- External consultants are helping UBS create a potential merger deal between the two largest Swiss banks, Credit Suisse and UBS.
- It would be the biggest deal since UBS merged with Basler Bankverein in 1997.
- UBS and Credit Suisse told Business Insider that they don’t comment on “market rumors and speculations.”
- Visit Business Insider’s homepage for more stories.
UBS chairman Axel Weber has brought in external consultants to explore a potential merger with rival investment bank Credit Suisse, according to a Financial Times report.
A Swiss finance blog reported the potential merger — which would create Europe’s largest bank — on Monday. On Tuesday, the FT reported a deal was on the cards, but that no formal discussions have taken place between the two banks.
It would be the biggest deal for UBS since 1997 when the company merged with Basler Bankverein.
Both UBS and Credit Suisse told Business Insider that they don’t comment on “market rumors and speculations.”
Speculation over a potential tie-up between the two Swiss banks has regularly swirled around the markets over the years, but has amounted to little more than that.
The potential deal, which could come as soon as 2021, is called Signal and is being driven by Weber, who would remain president of a merged entity, according to the Insider Paraplatz blog.

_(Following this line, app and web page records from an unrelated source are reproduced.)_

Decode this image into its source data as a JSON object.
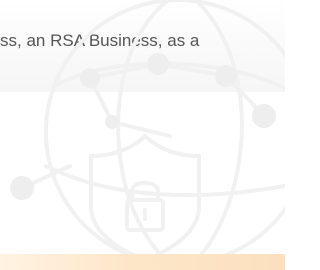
{
  "banner": {
    "text": "ss, an RSA Business, as a"
  },
  "hero": {
    "icon": "globe-network-shield-lock-icon",
    "colors": {
      "line": "#f1f1f1",
      "node": "#eeeeee"
    }
  },
  "bottom_strip": {
    "text": "",
    "colors": {
      "start": "#fff3e2",
      "end": "#fbe0bf"
    }
  }
}
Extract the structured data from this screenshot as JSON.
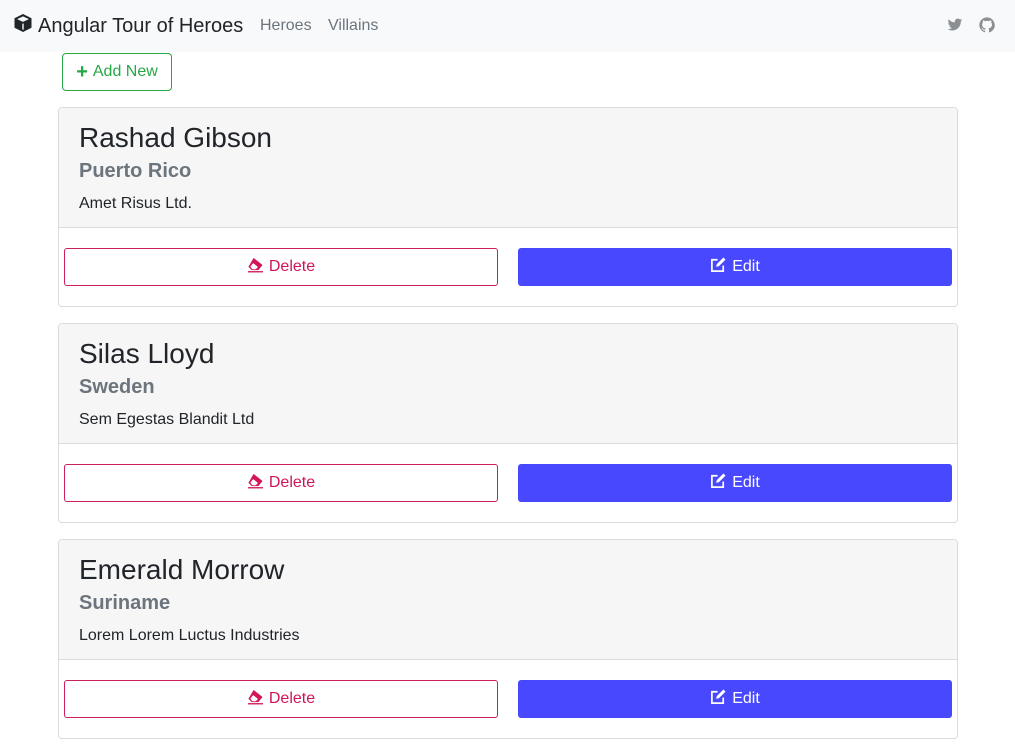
{
  "navbar": {
    "brand": "Angular Tour of Heroes",
    "brand_icon": "cube-icon",
    "links": [
      "Heroes",
      "Villains"
    ],
    "social_icons": [
      "twitter-icon",
      "github-icon"
    ]
  },
  "toolbar": {
    "add_label": "Add New",
    "add_icon": "plus-icon"
  },
  "cards": [
    {
      "name": "Rashad Gibson",
      "country": "Puerto Rico",
      "company": "Amet Risus Ltd.",
      "delete_label": "Delete",
      "edit_label": "Edit"
    },
    {
      "name": "Silas Lloyd",
      "country": "Sweden",
      "company": "Sem Egestas Blandit Ltd",
      "delete_label": "Delete",
      "edit_label": "Edit"
    },
    {
      "name": "Emerald Morrow",
      "country": "Suriname",
      "company": "Lorem Lorem Luctus Industries",
      "delete_label": "Delete",
      "edit_label": "Edit"
    }
  ],
  "colors": {
    "success": "#28a745",
    "danger": "#d1155a",
    "primary": "#4848ff",
    "navbar_bg": "#f8f9fa"
  }
}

McKinsey, a global consultant that has worked for UBS and Credit Suisse over the years, told Business Insider the company doesn’t comment on client work. A McKinsey source told the Swiss financial blog that the planning “would overshadow everything that has existed in the financial center.”

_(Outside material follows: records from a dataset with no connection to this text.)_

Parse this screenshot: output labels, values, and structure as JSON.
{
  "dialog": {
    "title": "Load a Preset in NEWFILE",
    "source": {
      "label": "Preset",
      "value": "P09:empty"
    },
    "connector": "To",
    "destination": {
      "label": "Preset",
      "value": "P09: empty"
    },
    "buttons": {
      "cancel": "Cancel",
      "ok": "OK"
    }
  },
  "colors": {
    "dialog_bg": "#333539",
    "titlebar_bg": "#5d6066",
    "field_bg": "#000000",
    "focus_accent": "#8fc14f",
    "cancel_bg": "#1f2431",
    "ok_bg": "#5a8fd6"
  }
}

Shares in Credit Suisse have dropped 22% this year, and UBS shares have fallen 8%. But following the merger reports, Credit Suisse shares jumped 4% on Monday, as UBS rose 2.5%. By midday in Europe on Tuesday, UBS shares were down 1.2% on the day, while Credit Suisse stock was off 1.7%.

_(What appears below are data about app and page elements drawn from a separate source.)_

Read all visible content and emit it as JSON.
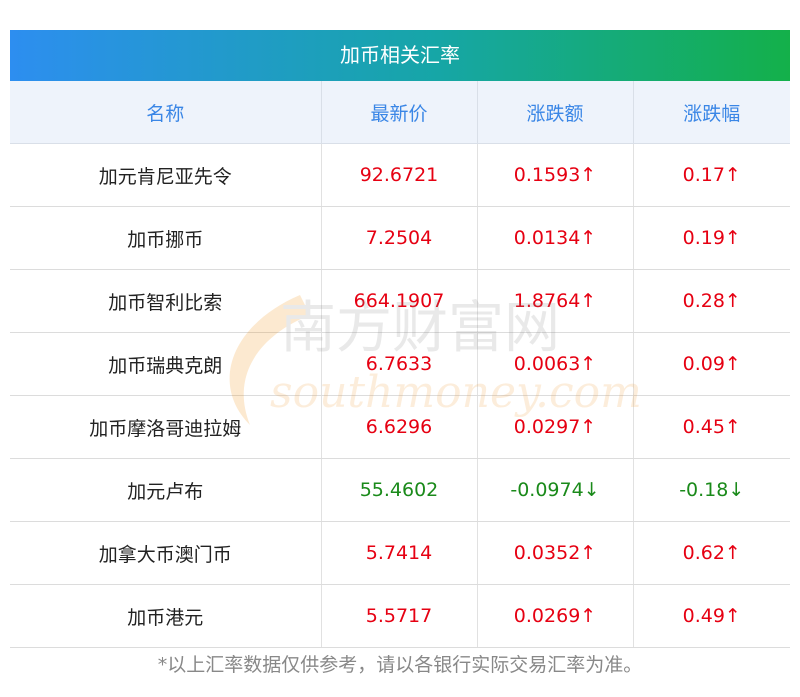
{
  "header": {
    "title": "加币相关汇率"
  },
  "columns": [
    "名称",
    "最新价",
    "涨跌额",
    "涨跌幅"
  ],
  "rows": [
    {
      "name": "加元肯尼亚先令",
      "price": "92.6721",
      "change": "0.1593↑",
      "pct": "0.17↑",
      "dir": "up"
    },
    {
      "name": "加币挪币",
      "price": "7.2504",
      "change": "0.0134↑",
      "pct": "0.19↑",
      "dir": "up"
    },
    {
      "name": "加币智利比索",
      "price": "664.1907",
      "change": "1.8764↑",
      "pct": "0.28↑",
      "dir": "up"
    },
    {
      "name": "加币瑞典克朗",
      "price": "6.7633",
      "change": "0.0063↑",
      "pct": "0.09↑",
      "dir": "up"
    },
    {
      "name": "加币摩洛哥迪拉姆",
      "price": "6.6296",
      "change": "0.0297↑",
      "pct": "0.45↑",
      "dir": "up"
    },
    {
      "name": "加元卢布",
      "price": "55.4602",
      "change": "-0.0974↓",
      "pct": "-0.18↓",
      "dir": "down"
    },
    {
      "name": "加拿大币澳门币",
      "price": "5.7414",
      "change": "0.0352↑",
      "pct": "0.62↑",
      "dir": "up"
    },
    {
      "name": "加币港元",
      "price": "5.5717",
      "change": "0.0269↑",
      "pct": "0.49↑",
      "dir": "up"
    }
  ],
  "watermark": {
    "cn": "南方财富网",
    "en": "southmoney.com"
  },
  "footer": {
    "note": "*以上汇率数据仅供参考，请以各银行实际交易汇率为准。"
  },
  "colors": {
    "up": "#e60012",
    "down": "#1a8a1a",
    "header_text": "#3a86e6"
  }
}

Both banks have gone through leadership changes this year. UBS said Ralph Hamers will replace Sergio Ermotti as CEO in November, and Credit Suisse will replace CEO Tidjane Thiam with Thomas Gottstein in February.